*** Dataset excerpts ***

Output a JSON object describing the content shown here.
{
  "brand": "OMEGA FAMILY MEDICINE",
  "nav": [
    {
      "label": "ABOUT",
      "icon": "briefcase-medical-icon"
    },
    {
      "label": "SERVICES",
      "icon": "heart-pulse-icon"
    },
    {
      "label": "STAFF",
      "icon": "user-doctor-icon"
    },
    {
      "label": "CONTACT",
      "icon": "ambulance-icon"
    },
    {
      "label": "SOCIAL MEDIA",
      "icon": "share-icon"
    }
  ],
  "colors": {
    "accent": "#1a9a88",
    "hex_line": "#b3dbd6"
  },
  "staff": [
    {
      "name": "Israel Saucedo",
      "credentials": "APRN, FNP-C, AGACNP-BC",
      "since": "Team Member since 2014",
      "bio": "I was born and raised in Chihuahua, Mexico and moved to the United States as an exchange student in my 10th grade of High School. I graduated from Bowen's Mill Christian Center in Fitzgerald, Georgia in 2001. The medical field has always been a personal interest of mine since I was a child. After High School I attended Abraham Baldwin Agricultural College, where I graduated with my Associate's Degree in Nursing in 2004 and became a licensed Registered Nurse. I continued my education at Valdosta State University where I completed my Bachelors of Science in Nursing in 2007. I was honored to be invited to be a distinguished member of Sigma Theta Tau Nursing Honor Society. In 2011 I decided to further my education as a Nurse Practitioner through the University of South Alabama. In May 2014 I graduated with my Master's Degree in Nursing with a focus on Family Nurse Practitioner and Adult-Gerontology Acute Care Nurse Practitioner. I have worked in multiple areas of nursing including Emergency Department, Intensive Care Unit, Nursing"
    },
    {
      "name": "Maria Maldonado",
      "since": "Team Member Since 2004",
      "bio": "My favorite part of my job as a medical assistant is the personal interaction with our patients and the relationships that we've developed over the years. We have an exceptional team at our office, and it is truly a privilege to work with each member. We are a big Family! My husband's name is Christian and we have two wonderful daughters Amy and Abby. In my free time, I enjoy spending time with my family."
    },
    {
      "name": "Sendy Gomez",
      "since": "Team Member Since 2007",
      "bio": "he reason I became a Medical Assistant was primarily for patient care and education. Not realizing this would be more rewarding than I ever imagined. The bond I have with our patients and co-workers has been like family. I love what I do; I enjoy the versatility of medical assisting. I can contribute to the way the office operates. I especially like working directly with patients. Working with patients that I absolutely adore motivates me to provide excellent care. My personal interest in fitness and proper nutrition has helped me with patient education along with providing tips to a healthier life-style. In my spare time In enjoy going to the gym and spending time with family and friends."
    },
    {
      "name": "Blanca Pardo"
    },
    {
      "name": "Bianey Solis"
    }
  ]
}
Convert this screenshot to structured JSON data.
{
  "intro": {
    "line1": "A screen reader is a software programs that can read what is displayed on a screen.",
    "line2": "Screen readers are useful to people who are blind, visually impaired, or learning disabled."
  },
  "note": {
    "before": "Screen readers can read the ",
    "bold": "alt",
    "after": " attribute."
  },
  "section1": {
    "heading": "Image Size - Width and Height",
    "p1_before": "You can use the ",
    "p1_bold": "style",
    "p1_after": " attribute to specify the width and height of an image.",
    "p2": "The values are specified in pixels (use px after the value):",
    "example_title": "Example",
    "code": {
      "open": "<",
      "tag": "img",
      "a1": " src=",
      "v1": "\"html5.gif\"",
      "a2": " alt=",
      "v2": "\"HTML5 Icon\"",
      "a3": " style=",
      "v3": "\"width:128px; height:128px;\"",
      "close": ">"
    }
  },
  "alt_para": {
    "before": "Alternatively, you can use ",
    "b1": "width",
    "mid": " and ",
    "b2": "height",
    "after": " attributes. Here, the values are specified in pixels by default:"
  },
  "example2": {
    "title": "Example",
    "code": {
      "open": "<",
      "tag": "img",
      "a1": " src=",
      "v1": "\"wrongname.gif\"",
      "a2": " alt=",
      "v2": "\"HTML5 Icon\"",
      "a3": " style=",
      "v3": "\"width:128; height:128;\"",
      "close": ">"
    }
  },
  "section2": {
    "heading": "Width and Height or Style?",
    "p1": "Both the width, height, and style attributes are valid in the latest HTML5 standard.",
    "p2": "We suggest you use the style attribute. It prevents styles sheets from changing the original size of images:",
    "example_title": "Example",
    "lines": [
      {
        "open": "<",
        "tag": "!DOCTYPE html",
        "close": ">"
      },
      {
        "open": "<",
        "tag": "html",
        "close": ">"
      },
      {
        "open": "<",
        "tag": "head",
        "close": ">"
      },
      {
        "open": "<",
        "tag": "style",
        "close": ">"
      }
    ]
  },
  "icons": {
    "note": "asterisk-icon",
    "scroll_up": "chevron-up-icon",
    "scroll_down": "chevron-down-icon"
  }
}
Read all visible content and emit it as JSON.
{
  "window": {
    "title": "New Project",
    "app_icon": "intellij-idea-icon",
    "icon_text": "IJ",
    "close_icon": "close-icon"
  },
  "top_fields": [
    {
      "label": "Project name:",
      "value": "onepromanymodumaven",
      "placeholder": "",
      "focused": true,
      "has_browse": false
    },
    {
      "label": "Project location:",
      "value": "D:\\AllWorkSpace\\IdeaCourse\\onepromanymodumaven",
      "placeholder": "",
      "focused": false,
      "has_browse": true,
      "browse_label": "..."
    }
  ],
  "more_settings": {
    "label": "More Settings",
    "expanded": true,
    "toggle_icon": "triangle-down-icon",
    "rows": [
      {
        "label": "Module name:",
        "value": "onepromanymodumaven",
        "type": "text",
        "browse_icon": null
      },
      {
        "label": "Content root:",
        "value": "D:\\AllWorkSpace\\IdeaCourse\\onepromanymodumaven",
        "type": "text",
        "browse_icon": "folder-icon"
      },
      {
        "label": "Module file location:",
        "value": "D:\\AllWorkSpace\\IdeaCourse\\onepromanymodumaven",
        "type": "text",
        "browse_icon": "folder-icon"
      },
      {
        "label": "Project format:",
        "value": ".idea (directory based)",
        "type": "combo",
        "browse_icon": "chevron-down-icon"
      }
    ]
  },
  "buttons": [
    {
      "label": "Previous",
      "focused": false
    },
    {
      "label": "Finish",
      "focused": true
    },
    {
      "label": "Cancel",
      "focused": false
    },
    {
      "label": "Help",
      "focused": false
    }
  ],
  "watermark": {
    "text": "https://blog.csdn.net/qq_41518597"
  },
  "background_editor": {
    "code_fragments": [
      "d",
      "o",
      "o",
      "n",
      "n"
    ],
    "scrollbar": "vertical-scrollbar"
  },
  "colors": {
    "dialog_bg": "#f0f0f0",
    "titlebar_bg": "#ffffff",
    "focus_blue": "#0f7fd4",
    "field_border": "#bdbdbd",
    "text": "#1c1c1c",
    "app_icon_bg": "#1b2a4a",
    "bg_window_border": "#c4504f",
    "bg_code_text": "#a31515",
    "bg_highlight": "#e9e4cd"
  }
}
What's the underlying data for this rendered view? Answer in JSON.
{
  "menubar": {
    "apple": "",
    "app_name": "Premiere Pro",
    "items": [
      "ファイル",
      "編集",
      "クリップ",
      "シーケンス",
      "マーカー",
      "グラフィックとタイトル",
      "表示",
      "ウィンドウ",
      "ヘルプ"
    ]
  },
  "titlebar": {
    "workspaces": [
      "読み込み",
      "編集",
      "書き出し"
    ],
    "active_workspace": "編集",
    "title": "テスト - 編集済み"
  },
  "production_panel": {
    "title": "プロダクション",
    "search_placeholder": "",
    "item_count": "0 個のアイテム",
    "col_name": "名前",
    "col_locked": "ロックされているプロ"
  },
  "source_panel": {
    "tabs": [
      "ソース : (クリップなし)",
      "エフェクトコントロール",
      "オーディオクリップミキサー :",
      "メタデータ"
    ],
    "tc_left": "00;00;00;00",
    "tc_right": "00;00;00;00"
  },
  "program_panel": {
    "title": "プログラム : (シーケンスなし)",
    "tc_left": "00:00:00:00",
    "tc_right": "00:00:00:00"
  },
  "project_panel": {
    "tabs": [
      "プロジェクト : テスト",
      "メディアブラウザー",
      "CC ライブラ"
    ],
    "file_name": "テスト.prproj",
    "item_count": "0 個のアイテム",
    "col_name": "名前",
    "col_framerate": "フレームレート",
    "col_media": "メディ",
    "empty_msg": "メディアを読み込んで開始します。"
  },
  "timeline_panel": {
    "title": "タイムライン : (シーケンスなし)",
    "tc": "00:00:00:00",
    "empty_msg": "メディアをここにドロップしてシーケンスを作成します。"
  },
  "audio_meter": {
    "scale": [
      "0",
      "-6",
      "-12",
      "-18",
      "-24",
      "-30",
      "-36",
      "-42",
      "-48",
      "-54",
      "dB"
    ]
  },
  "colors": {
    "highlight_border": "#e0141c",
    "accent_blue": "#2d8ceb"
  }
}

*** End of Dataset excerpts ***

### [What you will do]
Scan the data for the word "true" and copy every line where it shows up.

### [Solution for this exercise]
      "focused": true,
      "has_browse": true,
    "expanded": true,
      "focused": true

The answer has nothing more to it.